Valdez, the 20-year-old sophomore was fatally shot in the back of the head at about 9:50 p.m. Monday, Sept. 23, after getting off an eastbound M-Ocean View Muni train at Randolph and Bright Streets. San Francisco Police arrested Valdez’s alleged shooter, Thephakaysone, 30, the following day.
Police found no motive for the shooting.
“This has been a painful week for our University community,” President Leslie E. Wong said. “But we are a community known for our compassion and caring, and those values will be a source of strength to all of us during this time of mourning and healing.”
Thephakaysone was arrested at his Ocean View home where police discovered a cache of weapons including assault weapons, four knives and $20,000 in cash. He is being held without bail on three felony charges including murder, assault with a deadly weapon and possession of an illegal assault weapon, according to the San Francisco District Attorney’s office.
The defendant allegedly threatened two other people with his .45 caliber handgun the same night as the shooting. Bystanders saw him brandish the weapon outside a Thai restaurant earlier that evening.
CBS SF Bay Area reported that Thephakaysone was caught on Muni surveillance revealing his weapon on the M-line train just before the shooting. None of the nearby passengers seemed to notice.
Thephakaysone transferred to SF State in 2008 as a full-time student majoring in dietetics, the same department that manages the Vista Room, according to University spokeswoman Ellen Griffin.
After a year he enrolled in classes as part of the Open University program — an option for people who aren’t pursuing degree programs — and has since, been an off-and-on again student at SF State.

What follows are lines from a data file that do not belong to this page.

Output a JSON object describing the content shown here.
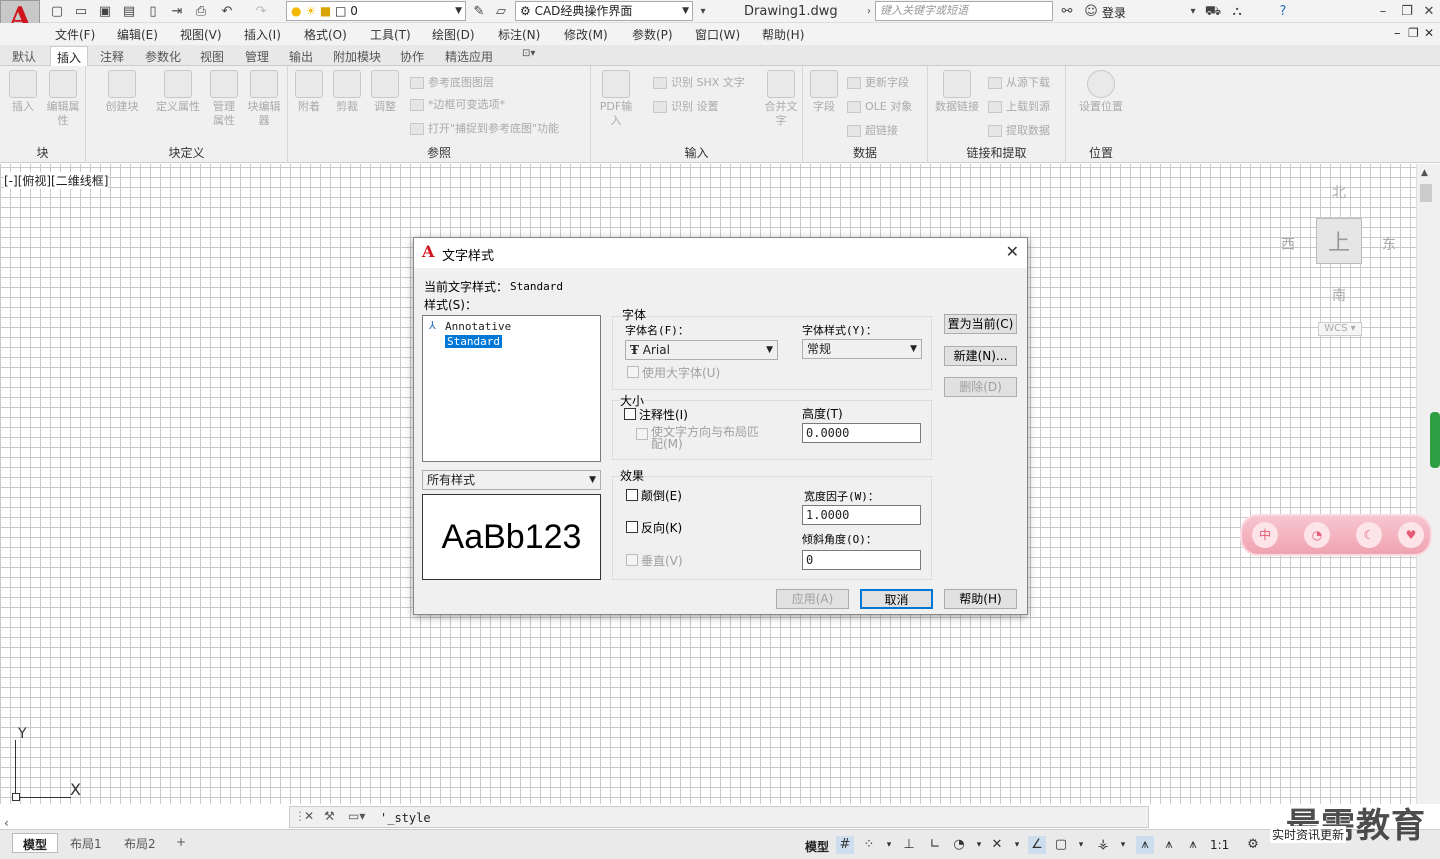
{
  "titlebar": {
    "workspace": "CAD经典操作界面",
    "layer_value": "0",
    "document_title": "Drawing1.dwg",
    "search_placeholder": "键入关键字或短语",
    "login": "登录"
  },
  "menubar": {
    "items": [
      "文件(F)",
      "编辑(E)",
      "视图(V)",
      "插入(I)",
      "格式(O)",
      "工具(T)",
      "绘图(D)",
      "标注(N)",
      "修改(M)",
      "参数(P)",
      "窗口(W)",
      "帮助(H)"
    ]
  },
  "ribbon_tabs": [
    "默认",
    "插入",
    "注释",
    "参数化",
    "视图",
    "管理",
    "输出",
    "附加模块",
    "协作",
    "精选应用"
  ],
  "ribbon": {
    "block": {
      "title": "块",
      "insert": "插入",
      "edit_attr": "编辑属性"
    },
    "block_def": {
      "title": "块定义",
      "create": "创建块",
      "define_attr": "定义属性",
      "manage_attr": "管理属性",
      "block_editor": "块编辑器"
    },
    "reference": {
      "title": "参照",
      "attach": "附着",
      "clip": "剪裁",
      "adjust": "调整",
      "underlay_layers": "参考底图图层",
      "frames": "*边框可变选项*",
      "snap": "打开\"捕捉到参考底图\"功能"
    },
    "import": {
      "title": "输入",
      "pdf_import": "PDF输入",
      "recognize_shx": "识别 SHX 文字",
      "recognize_settings": "识别 设置",
      "combine_text": "合并文字"
    },
    "data": {
      "title": "数据",
      "field": "字段",
      "update_fields": "更新字段",
      "ole_object": "OLE 对象",
      "hyperlink": "超链接"
    },
    "linking": {
      "title": "链接和提取",
      "data_link": "数据链接",
      "download_source": "从源下载",
      "upload_source": "上载到源",
      "extract_data": "提取数据"
    },
    "location": {
      "title": "位置",
      "set_location": "设置位置"
    }
  },
  "viewport": {
    "label": "[-][俯视][二维线框]",
    "compass": {
      "north": "北",
      "south": "南",
      "east": "东",
      "west": "西",
      "top": "上"
    },
    "wcs": "WCS",
    "ucs_x": "X",
    "ucs_y": "Y"
  },
  "dialog": {
    "title": "文字样式",
    "current_style_label": "当前文字样式：",
    "current_style_value": "Standard",
    "styles_label": "样式(S)：",
    "styles": [
      "Annotative",
      "Standard"
    ],
    "selected_style": "Standard",
    "filter_value": "所有样式",
    "preview_text": "AaBb123",
    "font_group": "字体",
    "font_name_label": "字体名(F)：",
    "font_name_value": "Arial",
    "font_style_label": "字体样式(Y)：",
    "font_style_value": "常规",
    "use_bigfont": "使用大字体(U)",
    "size_group": "大小",
    "annotative": "注释性(I)",
    "match_orientation": "使文字方向与布局匹配(M)",
    "height_label": "高度(T)",
    "height_value": "0.0000",
    "effects_group": "效果",
    "upside_down": "颠倒(E)",
    "backwards": "反向(K)",
    "vertical": "垂直(V)",
    "width_factor_label": "宽度因子(W)：",
    "width_factor_value": "1.0000",
    "oblique_label": "倾斜角度(O)：",
    "oblique_value": "0",
    "set_current": "置为当前(C)",
    "new": "新建(N)...",
    "delete": "删除(D)",
    "apply": "应用(A)",
    "cancel": "取消",
    "help": "帮助(H)"
  },
  "command": {
    "text": "'_style"
  },
  "statusbar": {
    "tabs": [
      "模型",
      "布局1",
      "布局2"
    ],
    "model_label": "模型",
    "scale": "1:1"
  },
  "overlay": {
    "watermark": "最需教育",
    "news": "实时资讯更新"
  }
}
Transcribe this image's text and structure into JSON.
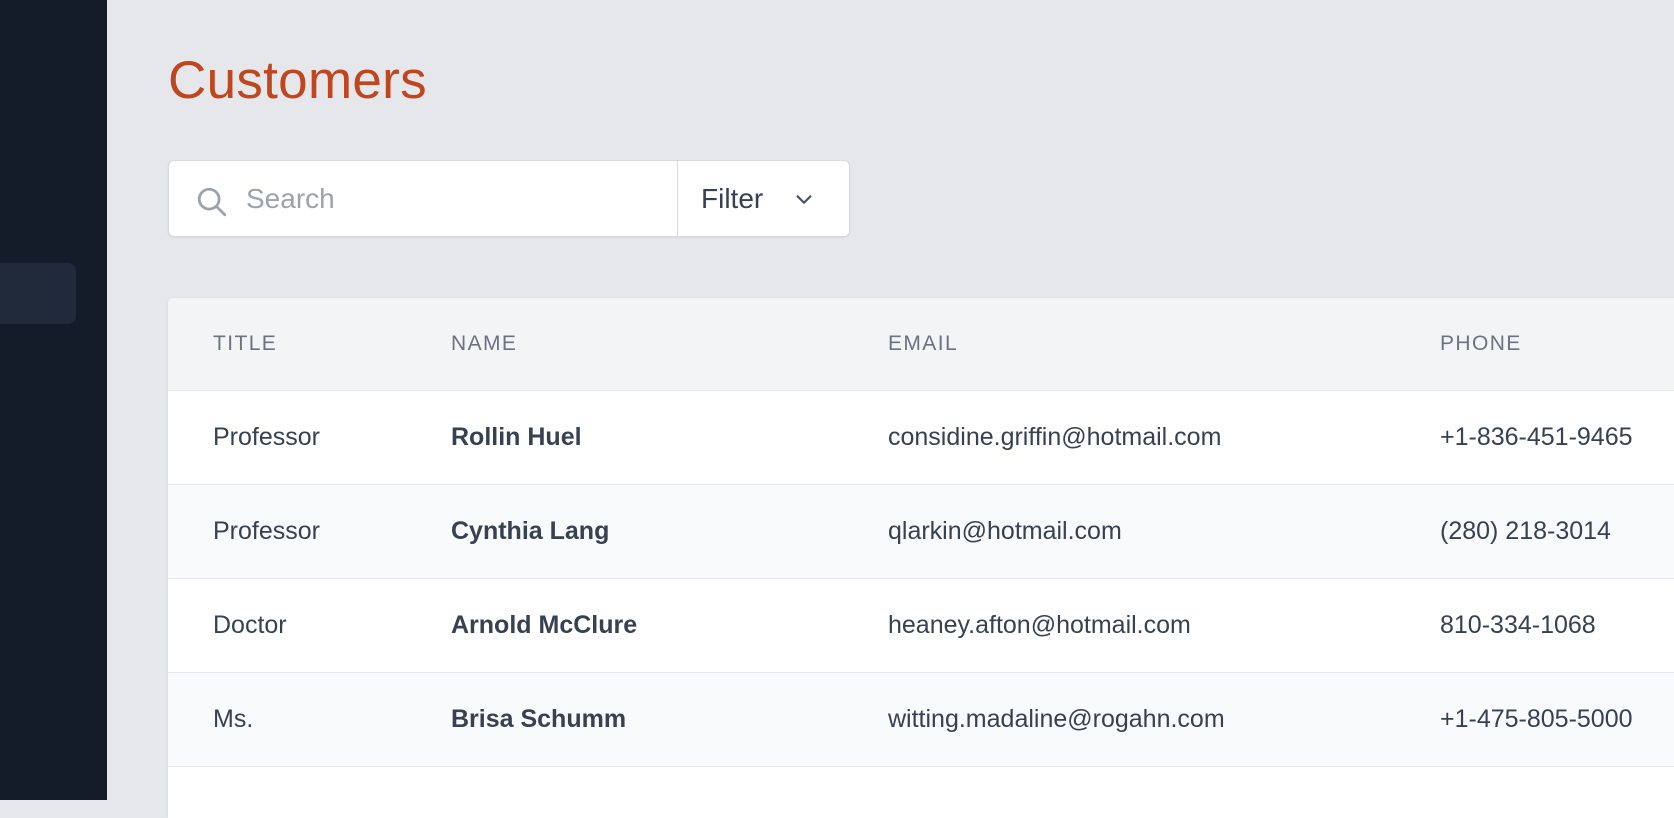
{
  "page": {
    "title": "Customers"
  },
  "search": {
    "placeholder": "Search"
  },
  "filter": {
    "label": "Filter"
  },
  "table": {
    "columns": [
      "TITLE",
      "NAME",
      "EMAIL",
      "PHONE"
    ],
    "rows": [
      {
        "title": "Professor",
        "name": "Rollin Huel",
        "email": "considine.griffin@hotmail.com",
        "phone": "+1-836-451-9465"
      },
      {
        "title": "Professor",
        "name": "Cynthia Lang",
        "email": "qlarkin@hotmail.com",
        "phone": "(280) 218-3014"
      },
      {
        "title": "Doctor",
        "name": "Arnold McClure",
        "email": "heaney.afton@hotmail.com",
        "phone": "810-334-1068"
      },
      {
        "title": "Ms.",
        "name": "Brisa Schumm",
        "email": "witting.madaline@rogahn.com",
        "phone": "+1-475-805-5000"
      }
    ]
  },
  "icons": {
    "search": "search-icon",
    "filter_chevron": "chevron-down-icon"
  },
  "colors": {
    "title": "#c0461f",
    "sidebar": "#141b29",
    "background": "#e6e7eb"
  }
}
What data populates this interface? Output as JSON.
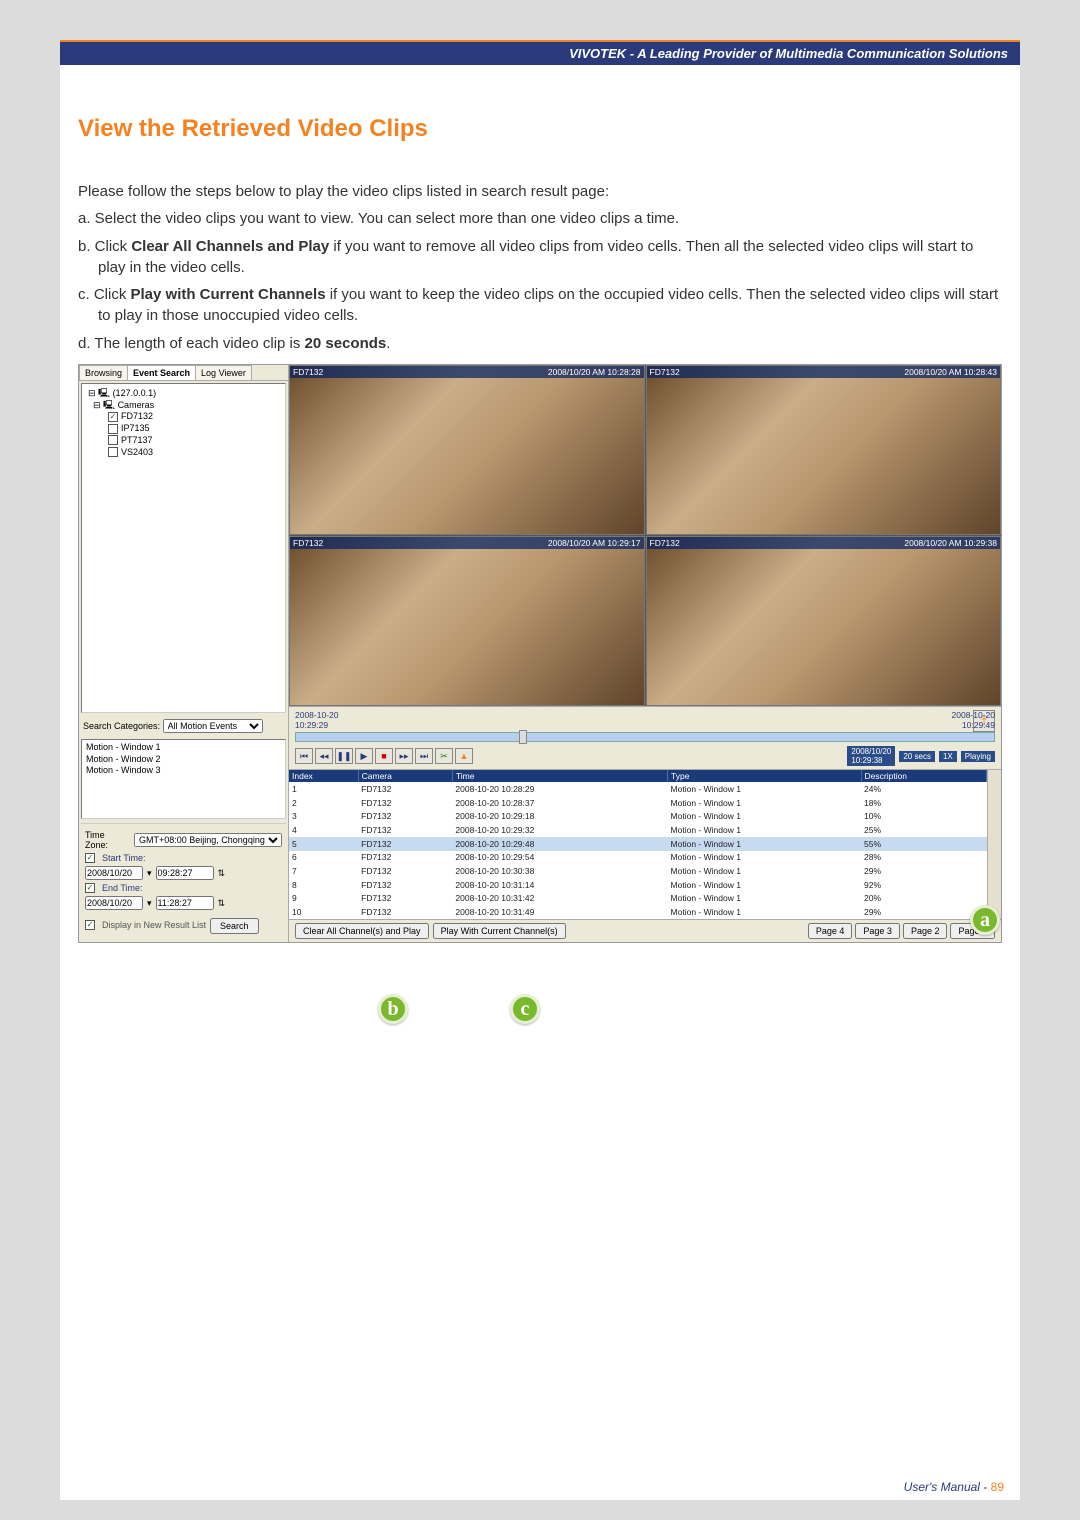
{
  "header": {
    "brand": "VIVOTEK - A Leading Provider of Multimedia Communication Solutions"
  },
  "section_title": "View the Retrieved Video Clips",
  "paragraphs": {
    "intro": "Please follow the steps below to play the video clips listed in search result page:",
    "a": "a. Select the video clips you want to view. You can select more than one video clips a time.",
    "b_pre": "b. Click ",
    "b_bold": "Clear All Channels and Play",
    "b_post": " if you want to remove all video clips from video cells. Then all the selected video clips will start to play in the video cells.",
    "c_pre": "c. Click ",
    "c_bold": "Play with Current Channels",
    "c_post": " if you want to keep the video clips on the occupied video cells. Then the selected video clips will start to play in those unoccupied video cells.",
    "d_pre": "d. The length of each video clip is ",
    "d_bold": "20 seconds",
    "d_post": "."
  },
  "tabs": {
    "browsing": "Browsing",
    "event_search": "Event Search",
    "log_viewer": "Log Viewer"
  },
  "tree": {
    "root": "(127.0.0.1)",
    "cameras_label": "Cameras",
    "items": [
      {
        "checked": true,
        "label": "FD7132"
      },
      {
        "checked": false,
        "label": "IP7135"
      },
      {
        "checked": false,
        "label": "PT7137"
      },
      {
        "checked": false,
        "label": "VS2403"
      }
    ]
  },
  "search_categories": {
    "label": "Search Categories:",
    "value": "All Motion Events"
  },
  "motion_windows": [
    "Motion - Window 1",
    "Motion - Window 2",
    "Motion - Window 3"
  ],
  "time_panel": {
    "tz_label": "Time Zone:",
    "tz_value": "GMT+08:00 Beijing, Chongqing",
    "start_label": "Start Time:",
    "start_date": "2008/10/20",
    "start_time": "09:28:27",
    "end_label": "End Time:",
    "end_date": "2008/10/20",
    "end_time": "11:28:27",
    "display_new": "Display in New Result List",
    "search_btn": "Search"
  },
  "cells": [
    {
      "name": "FD7132",
      "ts": "2008/10/20 AM 10:28:28"
    },
    {
      "name": "FD7132",
      "ts": "2008/10/20 AM 10:28:43"
    },
    {
      "name": "FD7132",
      "ts": "2008/10/20 AM 10:29:17"
    },
    {
      "name": "FD7132",
      "ts": "2008/10/20 AM 10:29:38"
    }
  ],
  "slider": {
    "left_date": "2008-10-20",
    "left_time": "10:29:29",
    "right_date": "2008-10-20",
    "right_time": "10:29:49",
    "pos_date": "2008/10/20",
    "pos_time": "10:29:38",
    "len": "20 secs",
    "rate": "1X",
    "state": "Playing"
  },
  "results": {
    "headers": {
      "index": "Index",
      "camera": "Camera",
      "time": "Time",
      "type": "Type",
      "desc": "Description"
    },
    "rows": [
      {
        "index": "1",
        "camera": "FD7132",
        "time": "2008-10-20 10:28:29",
        "type": "Motion - Window 1",
        "desc": "24%"
      },
      {
        "index": "2",
        "camera": "FD7132",
        "time": "2008-10-20 10:28:37",
        "type": "Motion - Window 1",
        "desc": "18%"
      },
      {
        "index": "3",
        "camera": "FD7132",
        "time": "2008-10-20 10:29:18",
        "type": "Motion - Window 1",
        "desc": "10%"
      },
      {
        "index": "4",
        "camera": "FD7132",
        "time": "2008-10-20 10:29:32",
        "type": "Motion - Window 1",
        "desc": "25%"
      },
      {
        "index": "5",
        "camera": "FD7132",
        "time": "2008-10-20 10:29:48",
        "type": "Motion - Window 1",
        "desc": "55%"
      },
      {
        "index": "6",
        "camera": "FD7132",
        "time": "2008-10-20 10:29:54",
        "type": "Motion - Window 1",
        "desc": "28%"
      },
      {
        "index": "7",
        "camera": "FD7132",
        "time": "2008-10-20 10:30:38",
        "type": "Motion - Window 1",
        "desc": "29%"
      },
      {
        "index": "8",
        "camera": "FD7132",
        "time": "2008-10-20 10:31:14",
        "type": "Motion - Window 1",
        "desc": "92%"
      },
      {
        "index": "9",
        "camera": "FD7132",
        "time": "2008-10-20 10:31:42",
        "type": "Motion - Window 1",
        "desc": "20%"
      },
      {
        "index": "10",
        "camera": "FD7132",
        "time": "2008-10-20 10:31:49",
        "type": "Motion - Window 1",
        "desc": "29%"
      }
    ]
  },
  "bottom": {
    "clear": "Clear All Channel(s) and Play",
    "playwith": "Play With Current Channel(s)",
    "pages": [
      "Page 4",
      "Page 3",
      "Page 2",
      "Page 1"
    ]
  },
  "annotations": {
    "a": "a",
    "b": "b",
    "c": "c"
  },
  "footer": {
    "label": "User's Manual - ",
    "page": "89"
  }
}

President Leslie E. Wong said the University plans to increase the frequency and visibility of its ‘See something, Say something’ campaign, which was introduced after a bomb threat in the Creative Arts Building last semester. However, he did not elaborate on how.
Although the Valdez shooting didn’t take place on campus, SF State students have expressed a need for this increased sense of security.
“It reminds me that I need to be cautious and safe, even though it proves there’s some things you can’t avoid,” said Ryan Miller, 31, liberal studies major.
“It’s crazy, I didn’t know him personally, but it’s scary. You’re at this school and the school becomes apart of you, so it hits you personally pretty hard,” said SF State student Jamielyn Williams, 20. “It was a random incident, and that makes it even more scary, it could have happened to anyone.”
SF State junior Robyn Shigemitsu rode the same train as Valdez that Monday night. She watched Valdez get off the train and saw a man take aim and shoot.
Shigemitsu didn’t know Valdez personally, but she attended a candlelight vigil hosted by the University last week in conjunction with the vigils in Valdez’s hometown of Garden Grove.
“I don’t want to remember him as a boy who was shot late at night. I wanted to learn about a boy that brought light into people’s lives,” she said.
Valdez was a member of Eco Students, the student-run sustainability club on campus, as well a member of the men’s water polo team.
Students in need of support during this time are encouraged to seek counseling offered by the University’s Counseling and Psychological Services. Contact (415) 338-2208 to set up an appointment.